Yuma Crossing National Heritage Area


At the Yuma Quartermaster Depot State Historic Park
At the Yuma Quartermaster Depot State Historic Park
Entry gate at Yuma Territorial Prison State Historic Park

Yuma Crossing National Heritage Area is not a park per se but more an umbrella organization set up to assist in the conservation, restoration and management of natural, cultural and historic resources in the Yuma Crossing area. The particular target zone of the Yuma Crossing National Heritage Area is the lower Colorado River corridor and the historic Yuma downtown. Within the boundaries of the Yuma Crossing National Heritage Area are two Arizona State Parks: Yuma Territorial Prison State Historic Park and the Yuma Quartermaster Depot State Historic Park.

As the first good ford of the Colorado River south of all the geological barriers, Yuma Crossing figures prominently in the history and development of the Southwest. When the first Spaniards reached Yuma in 1540, they found Native Americans who'd been living near the crossing for hundreds of years already. For whatever reason, the Spanish named their tribe the Yumas but today they are known as the Quechan and "Yuma" only applies to the town, the area and the county.
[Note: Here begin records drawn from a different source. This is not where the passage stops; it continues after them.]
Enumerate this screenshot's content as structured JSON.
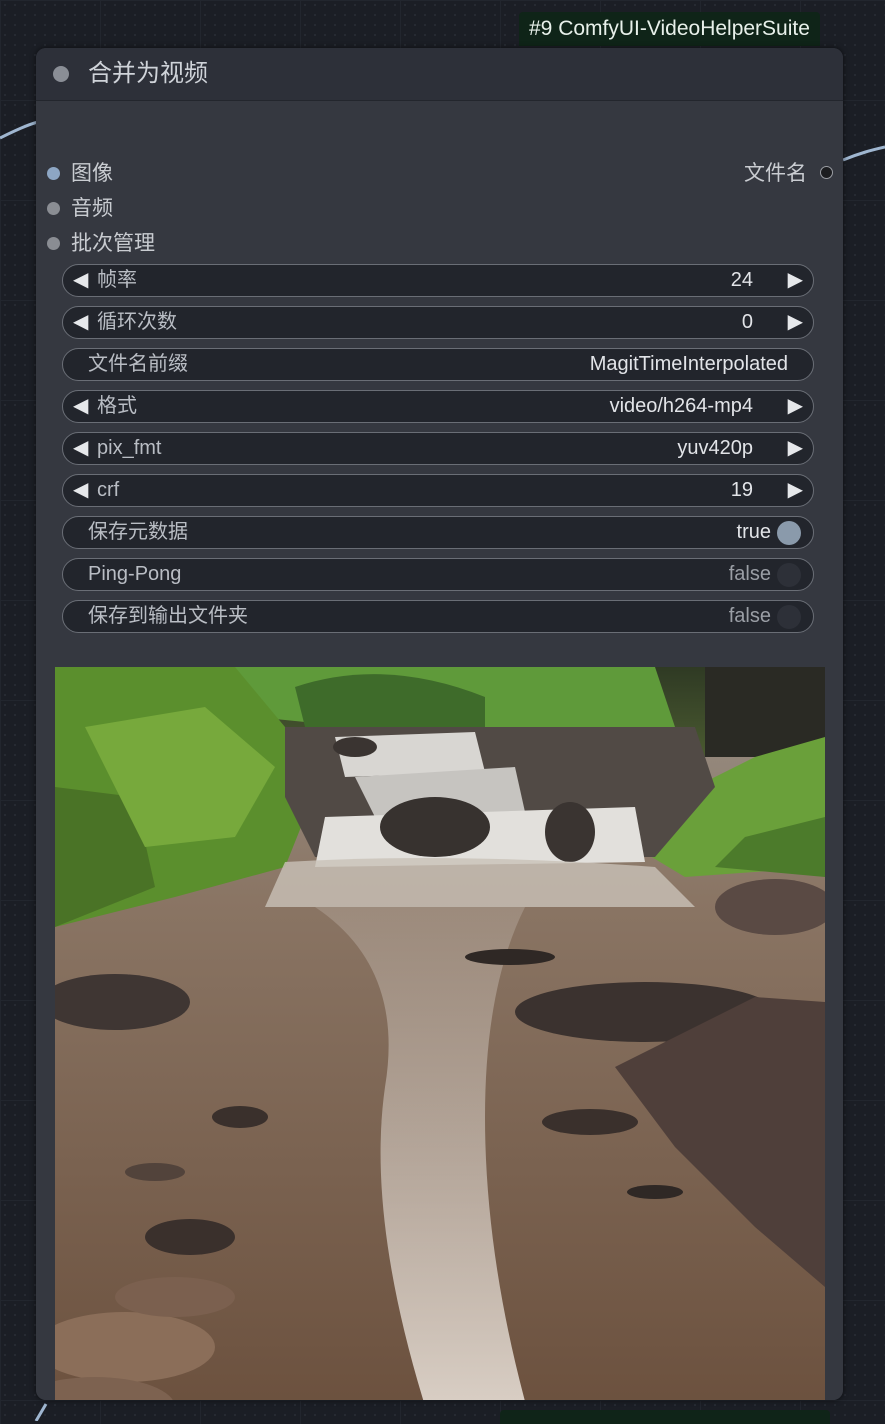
{
  "badge": {
    "text": "#9 ComfyUI-VideoHelperSuite"
  },
  "node": {
    "title": "合并为视频",
    "inputs": [
      {
        "label": "图像",
        "color": "#8da6c4"
      },
      {
        "label": "音频",
        "color": "#8a8d93"
      },
      {
        "label": "批次管理",
        "color": "#8a8d93"
      }
    ],
    "output": {
      "label": "文件名",
      "color": "#1c1d20"
    },
    "widgets": {
      "frame_rate": {
        "label": "帧率",
        "value": "24"
      },
      "loop_count": {
        "label": "循环次数",
        "value": "0"
      },
      "filename_prefix": {
        "label": "文件名前缀",
        "value": "MagitTimeInterpolated"
      },
      "format": {
        "label": "格式",
        "value": "video/h264-mp4"
      },
      "pix_fmt": {
        "label": "pix_fmt",
        "value": "yuv420p"
      },
      "crf": {
        "label": "crf",
        "value": "19"
      },
      "save_metadata": {
        "label": "保存元数据",
        "value": "true"
      },
      "pingpong": {
        "label": "Ping-Pong",
        "value": "false"
      },
      "save_output": {
        "label": "保存到输出文件夹",
        "value": "false"
      }
    },
    "arrows": {
      "left": "◀",
      "right": "▶"
    }
  },
  "preview": {
    "subject": "river-waterfall-landscape"
  },
  "colors": {
    "wire": "#9fb6d0",
    "toggle_on": "#8a9aab",
    "toggle_off": "#2d3038",
    "badge_bg": "#0f2418"
  }
}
The first Americans to arrive in the area were trappers searching out beaver pelts along the Gila and Colorado Rivers in 1826. After that, the next major group recorded to have passed through the area were the Mormon Battalion in 1847, on their way to the San Diego and Los Angeles areas to chase out any Mexican military and occupy southern California. With the end of the Mexican-American War in 1848 and the discovery of gold in California in 1849, the importance of Yuma Crossing grew exponentially.

In those early days, the Colorado River saw a lot of steamboat action as steamboats ferried people and materials up and down the river, going almost to the Grand Canyon upstream. Then the railroad arrived in 1877 and steamboat traffic died shortly thereafter. But for many years, Yuma was the primary supply stop in southwestern Arizona and southeastern California.

Yuma built up during those early years but had periodic problems with the Colorado River flooding and rushing through downtown. There was a particular flood in 1916 that almost wiped out downtown and forced the rebuilding of much of town. The federal Bureau of Reclamation was formed precisely to deal with problems like this and the first dams were planned and built along the lower Colorado to control the floodwaters. A lot of downtown Yuma that we see today was built in the 1916-1929 period and is presently going through an urban renewal program that is rebuilding, renovating and retrofitting much of the historic architecture with an eye to preserving that historic ambiance.

Yuma Crossing National Heritage Area is always open but the main office operates Monday through Friday from 8 am to 5 pm. The only fees involved are those of individual attractions and the state parks in the area.